A vendor that comes in with guns blazing and does not carefully listen to you explain your needs or does not request to talk with your end users should be a concern.
You know the problem you are working to solve likely better than anyone. Jumping into a solution without understanding the challenges in the context of the user is a recipe for disaster. If you find yourself being talked at more than being listened to about product and user needs, it may be a foreshadowing of problems ahead. When it comes to what needs to be built, your vendor should be listening to you and your users.
On the flip side, be wary of overly accommodating vendors.
Seemingly counter-intuitive, this can be indicative of a vendor that will say anything to win business and likely hide problems later. For effective development of your overall technology strategy, process and discipline are necessary. If the vendor does not have the confidence to challenge you and your team to maintain this discipline, you may be adding external cost without increasing velocity.
Recently, we spoke with a senior manager inside one of our client’s businesses. He told me that we had, “hurt some feelings” on the team. He followed by saying, “However, if some feelings need to be hurt to help the team improve themselves and the process, I’ll expect your team to do so.”
I’ll admit this might sound a bit harsh, but great technology partners vendor should not only accelerate development by providing incremental resources, they should also help your team work more effectively by teaching process, providing constructive criticism, and leading healthy collaboration.
Contrary to ’too many meetings,’ when it comes to how the technology plan should be built, the vendor should be guiding and pushing the process.
#3. Ego and the unwillingness to change course?
Team retrospectives are critical to ensure a healthy exchange of dialogue around issues and successes.
An open conversation around what has been working versus what has not should occur after each phase of your technology plan. Are these conversations being requested by the vendor? Is your technology partner acknowledging, and where applicable, adapting to your concerns and feedback?

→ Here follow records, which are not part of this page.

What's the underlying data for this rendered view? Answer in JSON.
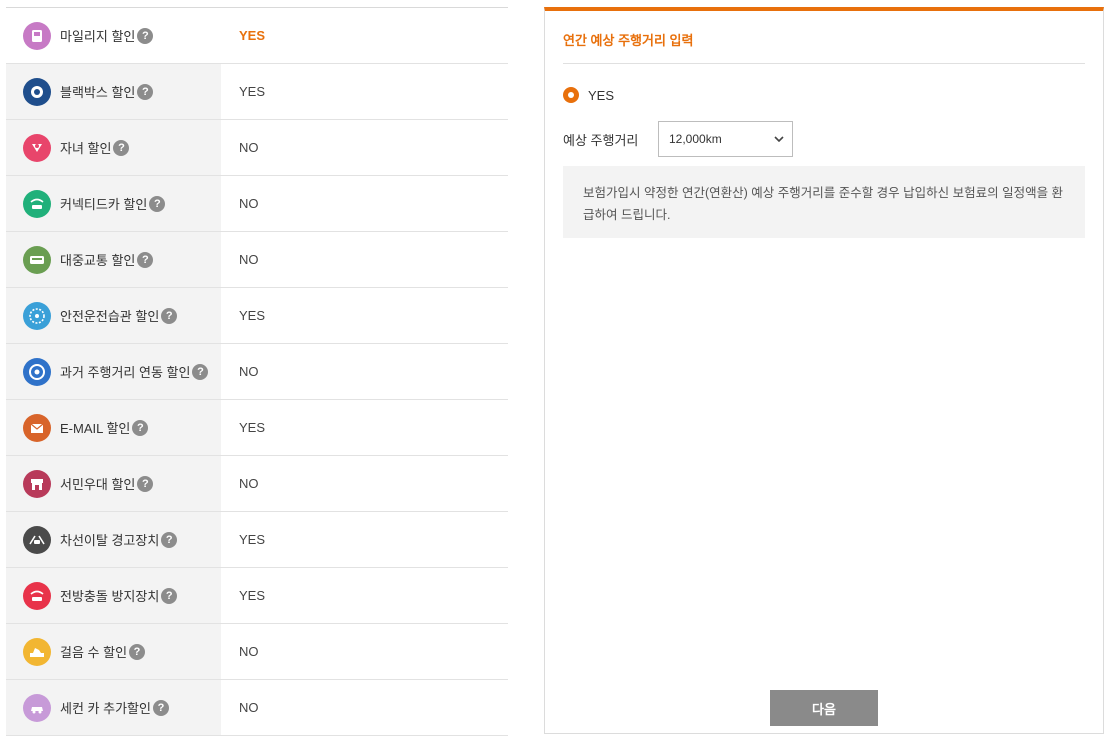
{
  "discounts": [
    {
      "name": "마일리지 할인",
      "value": "YES",
      "icon": "mileage-icon",
      "color": "#c77ac5",
      "highlight": true
    },
    {
      "name": "블랙박스 할인",
      "value": "YES",
      "icon": "blackbox-icon",
      "color": "#1f4e8c",
      "highlight": false
    },
    {
      "name": "자녀 할인",
      "value": "NO",
      "icon": "child-icon",
      "color": "#e8456b",
      "highlight": false
    },
    {
      "name": "커넥티드카 할인",
      "value": "NO",
      "icon": "connected-car-icon",
      "color": "#20b07a",
      "highlight": false
    },
    {
      "name": "대중교통 할인",
      "value": "NO",
      "icon": "bus-icon",
      "color": "#6a9e52",
      "highlight": false
    },
    {
      "name": "안전운전습관 할인",
      "value": "YES",
      "icon": "safe-driving-icon",
      "color": "#3aa0d8",
      "highlight": false
    },
    {
      "name": "과거 주행거리 연동 할인",
      "value": "NO",
      "icon": "odometer-icon",
      "color": "#2f72c9",
      "highlight": false
    },
    {
      "name": "E-MAIL 할인",
      "value": "YES",
      "icon": "email-icon",
      "color": "#d8642a",
      "highlight": false
    },
    {
      "name": "서민우대 할인",
      "value": "NO",
      "icon": "store-icon",
      "color": "#b83a5a",
      "highlight": false
    },
    {
      "name": "차선이탈 경고장치",
      "value": "YES",
      "icon": "lane-warning-icon",
      "color": "#4a4a4a",
      "highlight": false
    },
    {
      "name": "전방충돌 방지장치",
      "value": "YES",
      "icon": "collision-icon",
      "color": "#e8334a",
      "highlight": false
    },
    {
      "name": "걸음 수 할인",
      "value": "NO",
      "icon": "walking-icon",
      "color": "#f2b632",
      "highlight": false
    },
    {
      "name": "세컨 카 추가할인",
      "value": "NO",
      "icon": "second-car-icon",
      "color": "#c79ad8",
      "highlight": false
    }
  ],
  "help_glyph": "?",
  "panel": {
    "title": "연간 예상 주행거리 입력",
    "radio_label": "YES",
    "field_label": "예상 주행거리",
    "select_value": "12,000km",
    "notice": "보험가입시 약정한 연간(연환산) 예상 주행거리를 준수할 경우 납입하신 보험료의 일정액을 환급하여 드립니다.",
    "next_button": "다음"
  },
  "colors": {
    "accent": "#e8700c",
    "button": "#8a8a8a"
  }
}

Specifically, if your technology vendor is dropping the ball, are they presenting a clear plan that holds its team accountable on how that team will recover? The true measure of a technology partner, one like Logic Speak, is how quickly they identify, respond, and recover. We have found that by surfacing issues early and by addressing concerns immediately successful realignment occurs.
#4. Fixated on the contract or your end user?
Is your technology partner helping you build the best solution possible or are they fixated on the original requirements and contract?
Scope changes certainly have an impact on the project and discussions need to occur when these arise. However, if there is no flexibility to iterate, it can be indicative of a vendor who is more focused on getting paid than building you the right managed service solution.
Stakeholders (the ones who help you create your requirements) have inherent biases. We all do. If there are no plans built in to get the product in front of your staff or end users, questions should be raised.
Is it time for a change?
Technology can be a mess. Let us take it off your hands, so you can do what you do best in running your company. Fill out the form on this page to schedule time with us.